(THE RECORDS)
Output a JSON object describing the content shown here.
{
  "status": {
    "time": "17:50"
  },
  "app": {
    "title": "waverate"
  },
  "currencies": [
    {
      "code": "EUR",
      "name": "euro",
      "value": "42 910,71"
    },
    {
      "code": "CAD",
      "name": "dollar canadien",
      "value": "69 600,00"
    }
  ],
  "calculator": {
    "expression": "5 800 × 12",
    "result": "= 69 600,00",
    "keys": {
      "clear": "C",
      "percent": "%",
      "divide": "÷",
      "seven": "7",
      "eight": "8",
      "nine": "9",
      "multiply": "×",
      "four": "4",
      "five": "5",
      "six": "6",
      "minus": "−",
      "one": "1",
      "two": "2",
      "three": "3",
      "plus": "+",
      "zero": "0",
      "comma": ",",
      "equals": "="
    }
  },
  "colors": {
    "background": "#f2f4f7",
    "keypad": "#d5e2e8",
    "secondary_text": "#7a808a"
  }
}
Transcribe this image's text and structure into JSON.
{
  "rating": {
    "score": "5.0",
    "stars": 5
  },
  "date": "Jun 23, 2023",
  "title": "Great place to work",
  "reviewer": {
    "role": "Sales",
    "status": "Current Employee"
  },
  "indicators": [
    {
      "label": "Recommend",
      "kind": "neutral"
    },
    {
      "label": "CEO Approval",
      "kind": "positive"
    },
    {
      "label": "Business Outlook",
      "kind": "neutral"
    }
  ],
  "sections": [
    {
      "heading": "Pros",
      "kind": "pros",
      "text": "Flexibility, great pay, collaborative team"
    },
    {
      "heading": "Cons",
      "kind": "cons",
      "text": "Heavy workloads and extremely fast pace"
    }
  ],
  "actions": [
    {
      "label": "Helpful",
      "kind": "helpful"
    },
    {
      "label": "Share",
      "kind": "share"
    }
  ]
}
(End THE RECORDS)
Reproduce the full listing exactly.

Output a JSON object describing the content shown here.
{
  "status": {
    "time": "17:50"
  },
  "app": {
    "title": "waverate"
  },
  "currencies": [
    {
      "code": "EUR",
      "name": "euro",
      "value": "42 910,71"
    },
    {
      "code": "CAD",
      "name": "dollar canadien",
      "value": "69 600,00"
    }
  ],
  "calculator": {
    "expression": "5 800 × 12",
    "result": "= 69 600,00",
    "keys": {
      "clear": "C",
      "percent": "%",
      "divide": "÷",
      "seven": "7",
      "eight": "8",
      "nine": "9",
      "multiply": "×",
      "four": "4",
      "five": "5",
      "six": "6",
      "minus": "−",
      "one": "1",
      "two": "2",
      "three": "3",
      "plus": "+",
      "zero": "0",
      "comma": ",",
      "equals": "="
    }
  },
  "colors": {
    "background": "#f2f4f7",
    "keypad": "#d5e2e8",
    "secondary_text": "#7a808a"
  }
}
Transcribe this image's text and structure into JSON.
{
  "rating": {
    "score": "5.0",
    "stars": 5
  },
  "date": "Jun 23, 2023",
  "title": "Great place to work",
  "reviewer": {
    "role": "Sales",
    "status": "Current Employee"
  },
  "indicators": [
    {
      "label": "Recommend",
      "kind": "neutral"
    },
    {
      "label": "CEO Approval",
      "kind": "positive"
    },
    {
      "label": "Business Outlook",
      "kind": "neutral"
    }
  ],
  "sections": [
    {
      "heading": "Pros",
      "kind": "pros",
      "text": "Flexibility, great pay, collaborative team"
    },
    {
      "heading": "Cons",
      "kind": "cons",
      "text": "Heavy workloads and extremely fast pace"
    }
  ],
  "actions": [
    {
      "label": "Helpful",
      "kind": "helpful"
    },
    {
      "label": "Share",
      "kind": "share"
    }
  ]
}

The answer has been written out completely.